*ENTRIES SUPPLIED*:
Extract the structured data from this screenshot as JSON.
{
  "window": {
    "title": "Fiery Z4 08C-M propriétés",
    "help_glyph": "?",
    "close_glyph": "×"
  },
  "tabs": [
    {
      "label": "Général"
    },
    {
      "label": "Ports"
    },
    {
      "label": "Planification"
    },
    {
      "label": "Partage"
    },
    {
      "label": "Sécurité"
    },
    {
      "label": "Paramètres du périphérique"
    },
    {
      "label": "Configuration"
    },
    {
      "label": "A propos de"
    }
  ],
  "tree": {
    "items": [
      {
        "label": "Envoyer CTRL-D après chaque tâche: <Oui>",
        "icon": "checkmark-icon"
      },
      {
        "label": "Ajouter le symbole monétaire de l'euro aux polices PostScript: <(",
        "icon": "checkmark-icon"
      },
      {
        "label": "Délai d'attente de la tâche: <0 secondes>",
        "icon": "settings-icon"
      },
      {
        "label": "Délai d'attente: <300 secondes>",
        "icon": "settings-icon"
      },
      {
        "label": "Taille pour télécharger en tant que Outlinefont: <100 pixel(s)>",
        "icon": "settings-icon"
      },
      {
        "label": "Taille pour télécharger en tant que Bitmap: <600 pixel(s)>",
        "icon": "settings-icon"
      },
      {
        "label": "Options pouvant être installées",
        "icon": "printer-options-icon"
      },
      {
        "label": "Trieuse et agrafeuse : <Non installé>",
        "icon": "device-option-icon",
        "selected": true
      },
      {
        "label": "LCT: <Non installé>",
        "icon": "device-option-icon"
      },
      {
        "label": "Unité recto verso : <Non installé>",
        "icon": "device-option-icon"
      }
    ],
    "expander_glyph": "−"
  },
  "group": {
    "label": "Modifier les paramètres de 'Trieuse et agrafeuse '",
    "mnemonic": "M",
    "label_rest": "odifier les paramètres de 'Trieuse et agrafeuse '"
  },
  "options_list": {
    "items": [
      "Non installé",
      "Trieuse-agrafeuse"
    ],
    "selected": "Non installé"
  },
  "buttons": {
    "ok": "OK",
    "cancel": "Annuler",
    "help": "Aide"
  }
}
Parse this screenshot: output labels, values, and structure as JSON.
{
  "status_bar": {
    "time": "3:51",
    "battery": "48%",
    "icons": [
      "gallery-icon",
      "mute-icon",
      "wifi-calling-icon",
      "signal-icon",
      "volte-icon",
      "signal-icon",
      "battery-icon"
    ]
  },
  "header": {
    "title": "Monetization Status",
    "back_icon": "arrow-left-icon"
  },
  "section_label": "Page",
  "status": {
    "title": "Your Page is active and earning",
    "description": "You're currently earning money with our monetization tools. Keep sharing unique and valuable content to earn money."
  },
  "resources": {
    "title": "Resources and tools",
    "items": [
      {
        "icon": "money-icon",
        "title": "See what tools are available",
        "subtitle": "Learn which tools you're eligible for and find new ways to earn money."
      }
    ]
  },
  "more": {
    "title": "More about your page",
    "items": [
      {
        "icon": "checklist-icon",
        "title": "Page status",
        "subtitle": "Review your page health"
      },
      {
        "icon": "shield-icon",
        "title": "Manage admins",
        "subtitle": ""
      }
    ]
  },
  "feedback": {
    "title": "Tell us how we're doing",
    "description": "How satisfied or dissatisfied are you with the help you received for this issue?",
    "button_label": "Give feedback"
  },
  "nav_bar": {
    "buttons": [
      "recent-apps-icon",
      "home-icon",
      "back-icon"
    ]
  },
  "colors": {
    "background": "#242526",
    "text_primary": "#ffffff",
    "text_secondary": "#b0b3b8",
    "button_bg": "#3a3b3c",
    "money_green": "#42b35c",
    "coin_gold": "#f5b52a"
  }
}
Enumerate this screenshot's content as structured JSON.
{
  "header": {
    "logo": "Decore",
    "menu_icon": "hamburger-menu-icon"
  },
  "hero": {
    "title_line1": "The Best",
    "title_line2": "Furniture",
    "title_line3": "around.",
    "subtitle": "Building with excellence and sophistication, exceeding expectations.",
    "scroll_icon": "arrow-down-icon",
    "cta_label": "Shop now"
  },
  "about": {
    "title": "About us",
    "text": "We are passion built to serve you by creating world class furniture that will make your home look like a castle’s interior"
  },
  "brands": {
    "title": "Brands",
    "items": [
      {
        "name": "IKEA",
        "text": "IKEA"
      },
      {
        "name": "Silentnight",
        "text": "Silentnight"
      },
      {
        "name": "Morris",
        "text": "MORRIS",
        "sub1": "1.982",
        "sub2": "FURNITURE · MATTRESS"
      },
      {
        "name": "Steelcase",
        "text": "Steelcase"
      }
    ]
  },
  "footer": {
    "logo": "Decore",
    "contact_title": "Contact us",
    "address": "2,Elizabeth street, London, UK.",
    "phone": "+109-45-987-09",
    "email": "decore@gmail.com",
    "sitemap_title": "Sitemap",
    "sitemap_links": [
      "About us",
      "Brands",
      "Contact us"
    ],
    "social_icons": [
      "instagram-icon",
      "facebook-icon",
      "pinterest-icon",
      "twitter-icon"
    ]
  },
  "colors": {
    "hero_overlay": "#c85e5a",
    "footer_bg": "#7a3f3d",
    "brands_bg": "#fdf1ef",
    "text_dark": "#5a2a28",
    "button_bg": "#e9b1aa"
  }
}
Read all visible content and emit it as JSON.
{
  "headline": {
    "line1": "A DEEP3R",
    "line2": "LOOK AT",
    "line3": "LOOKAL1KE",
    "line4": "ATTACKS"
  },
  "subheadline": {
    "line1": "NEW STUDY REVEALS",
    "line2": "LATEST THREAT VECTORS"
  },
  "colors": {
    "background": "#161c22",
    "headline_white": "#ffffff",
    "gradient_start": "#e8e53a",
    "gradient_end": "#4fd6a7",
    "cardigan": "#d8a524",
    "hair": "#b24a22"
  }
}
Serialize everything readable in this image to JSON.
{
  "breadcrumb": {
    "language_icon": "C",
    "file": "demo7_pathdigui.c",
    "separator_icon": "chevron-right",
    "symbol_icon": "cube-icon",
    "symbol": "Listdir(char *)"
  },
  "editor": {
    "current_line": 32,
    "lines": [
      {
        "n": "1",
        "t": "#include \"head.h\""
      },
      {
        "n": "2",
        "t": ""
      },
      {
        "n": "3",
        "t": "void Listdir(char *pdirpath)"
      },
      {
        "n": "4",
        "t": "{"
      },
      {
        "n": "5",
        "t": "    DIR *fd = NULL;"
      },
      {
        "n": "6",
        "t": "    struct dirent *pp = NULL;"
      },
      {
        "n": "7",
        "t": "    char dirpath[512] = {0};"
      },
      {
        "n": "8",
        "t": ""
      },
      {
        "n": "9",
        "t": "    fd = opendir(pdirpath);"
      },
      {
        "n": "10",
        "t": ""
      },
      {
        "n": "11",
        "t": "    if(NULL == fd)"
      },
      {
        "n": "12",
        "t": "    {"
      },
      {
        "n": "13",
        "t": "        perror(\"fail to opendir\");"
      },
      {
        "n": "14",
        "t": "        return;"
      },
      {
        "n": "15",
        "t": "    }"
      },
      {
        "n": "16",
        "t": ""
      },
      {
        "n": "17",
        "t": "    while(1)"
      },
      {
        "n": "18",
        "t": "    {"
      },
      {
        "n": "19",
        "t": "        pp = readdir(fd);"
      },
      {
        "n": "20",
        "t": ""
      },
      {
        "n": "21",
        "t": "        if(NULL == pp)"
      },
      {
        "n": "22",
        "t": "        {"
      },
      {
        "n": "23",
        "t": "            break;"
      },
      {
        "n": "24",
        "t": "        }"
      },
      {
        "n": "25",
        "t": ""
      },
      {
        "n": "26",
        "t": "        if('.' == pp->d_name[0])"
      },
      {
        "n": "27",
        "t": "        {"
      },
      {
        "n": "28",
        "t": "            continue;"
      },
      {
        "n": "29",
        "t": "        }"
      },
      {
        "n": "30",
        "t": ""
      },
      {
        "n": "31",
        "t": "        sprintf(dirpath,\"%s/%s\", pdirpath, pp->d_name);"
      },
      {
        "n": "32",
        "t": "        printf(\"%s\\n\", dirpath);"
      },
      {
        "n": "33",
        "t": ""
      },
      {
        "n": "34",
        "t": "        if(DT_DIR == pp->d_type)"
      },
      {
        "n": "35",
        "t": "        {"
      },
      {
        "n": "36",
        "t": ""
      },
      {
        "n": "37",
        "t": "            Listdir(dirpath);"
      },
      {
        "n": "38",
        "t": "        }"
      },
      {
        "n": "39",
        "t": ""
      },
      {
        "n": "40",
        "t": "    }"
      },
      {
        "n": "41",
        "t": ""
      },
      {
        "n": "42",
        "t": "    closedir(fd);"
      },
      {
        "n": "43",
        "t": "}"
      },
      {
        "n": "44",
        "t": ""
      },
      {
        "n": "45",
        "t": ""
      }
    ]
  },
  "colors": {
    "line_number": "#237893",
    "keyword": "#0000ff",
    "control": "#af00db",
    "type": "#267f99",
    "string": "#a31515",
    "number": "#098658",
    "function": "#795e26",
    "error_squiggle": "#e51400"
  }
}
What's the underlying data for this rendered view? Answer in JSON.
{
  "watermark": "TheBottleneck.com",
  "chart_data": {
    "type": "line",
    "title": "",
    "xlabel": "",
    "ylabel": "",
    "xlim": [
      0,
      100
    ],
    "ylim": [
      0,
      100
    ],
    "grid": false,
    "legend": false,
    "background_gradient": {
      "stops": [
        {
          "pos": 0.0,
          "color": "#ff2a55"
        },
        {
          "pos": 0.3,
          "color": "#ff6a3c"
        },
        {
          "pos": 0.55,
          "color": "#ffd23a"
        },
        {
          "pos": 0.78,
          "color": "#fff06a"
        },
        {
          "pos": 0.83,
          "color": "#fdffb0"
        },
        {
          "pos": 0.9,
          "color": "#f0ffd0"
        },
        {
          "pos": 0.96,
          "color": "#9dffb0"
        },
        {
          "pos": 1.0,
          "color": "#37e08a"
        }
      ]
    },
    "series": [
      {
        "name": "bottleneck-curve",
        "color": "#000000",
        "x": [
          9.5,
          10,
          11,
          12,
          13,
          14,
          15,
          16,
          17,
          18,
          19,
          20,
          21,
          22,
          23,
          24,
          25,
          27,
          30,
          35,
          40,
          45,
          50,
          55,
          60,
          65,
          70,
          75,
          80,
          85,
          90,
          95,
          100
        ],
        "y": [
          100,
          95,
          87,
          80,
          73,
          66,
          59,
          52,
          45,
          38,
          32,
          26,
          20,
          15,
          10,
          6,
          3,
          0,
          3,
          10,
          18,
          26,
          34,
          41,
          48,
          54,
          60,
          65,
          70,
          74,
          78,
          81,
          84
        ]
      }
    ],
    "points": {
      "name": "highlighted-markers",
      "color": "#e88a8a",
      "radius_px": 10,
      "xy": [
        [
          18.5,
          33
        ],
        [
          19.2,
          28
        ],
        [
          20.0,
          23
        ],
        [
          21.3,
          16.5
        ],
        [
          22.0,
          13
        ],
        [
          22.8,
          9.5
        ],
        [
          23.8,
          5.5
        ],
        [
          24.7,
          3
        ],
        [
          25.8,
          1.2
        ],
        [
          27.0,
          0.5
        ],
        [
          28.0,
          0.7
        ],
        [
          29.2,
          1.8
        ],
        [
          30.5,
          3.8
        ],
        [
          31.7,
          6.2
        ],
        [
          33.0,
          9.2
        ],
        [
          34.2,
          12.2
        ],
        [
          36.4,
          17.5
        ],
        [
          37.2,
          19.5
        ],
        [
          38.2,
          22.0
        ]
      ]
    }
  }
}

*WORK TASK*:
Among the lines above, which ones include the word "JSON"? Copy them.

*ANSWER AREA*:
Extract the structured data from this screenshot as JSON.
Parse this screenshot: output labels, values, and structure as JSON.
Enumerate this screenshot's content as structured JSON.
Read all visible content and emit it as JSON.
Serialize everything readable in this image to JSON.
What's the underlying data for this rendered view? Answer in JSON.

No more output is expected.